etcd can be run on the same node as the cluster, or on separate infrastructure. This provides additional data backup capability and more control over etcd. However, it also involves additional management, and added nodes to run etcd.
The controller manager is responsible for changing the state of the cluster from the current to the desired state. There are many controllers in Kubernetes such as node controller, replication controller, namespace controller, and endpoints controller.
The scheduler assigns new pods to nodes within the cluster. It does this by considering current resource availability, pod affinity and anti-affinity and a few other criteria. When a pod is attracted to a node it is called as a toleration. If it is repelled from a node it is called a taint. By being aware of taints and tolerations you can modify and customize them to better suit your workloads.
Monitoring the control plane

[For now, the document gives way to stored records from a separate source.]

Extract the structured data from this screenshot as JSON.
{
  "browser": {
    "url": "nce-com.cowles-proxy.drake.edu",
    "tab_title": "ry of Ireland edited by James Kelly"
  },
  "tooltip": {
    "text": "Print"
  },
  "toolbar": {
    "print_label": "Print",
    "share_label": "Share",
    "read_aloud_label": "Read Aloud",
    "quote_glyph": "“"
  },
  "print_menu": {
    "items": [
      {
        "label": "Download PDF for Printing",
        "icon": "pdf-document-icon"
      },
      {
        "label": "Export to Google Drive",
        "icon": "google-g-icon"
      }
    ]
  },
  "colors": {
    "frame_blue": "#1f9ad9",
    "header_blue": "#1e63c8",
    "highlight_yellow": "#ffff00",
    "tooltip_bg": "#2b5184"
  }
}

As the control plane plays a key role in the functioning of nodes, namespaces, and service accounts, and pretty much anything within a Kubernetes system, it is essential to monitor every part of the control plane. The control plane by default exposes Prometheus metrics. Prometheus is an open source monitoring tool and is the most widely-used monitoring tool for Kubernetes.
A key part of monitoring is to be aware of the current and desired state of every component of the system. While the control plane components like the APIserver, etcd, and controller manager expose these metrics, they need to be analyzed in a dedicated monitoring tool like Prometheus.
Storage volumes are used in Kubernetes to store data that would otherwise be lost when a container or pod fails or is killed. Though ephemeral storage volumes are an option, the more widely used alternative is persistent volumes to ensure data lives beyond the life span of a container or pod.
There are options to have external storage volumes for Kubernetes data such as AWS EBS, CephFS, and AzureDisk depending on where you run your cluster. These volumes can be provisioned statically by you, or dynamically by the system.
This is a concise overview of the core components of Kubernetes. As you can tell, there are many components to be aware of, and this article is an overview of their role and function. You can learn more about how to use each of these components and how they work with each other in the Kubernetes documentation. If you would like to learn more about what Kubernetes is and how it allows fast growing applications to scale quickly - we have an overview here.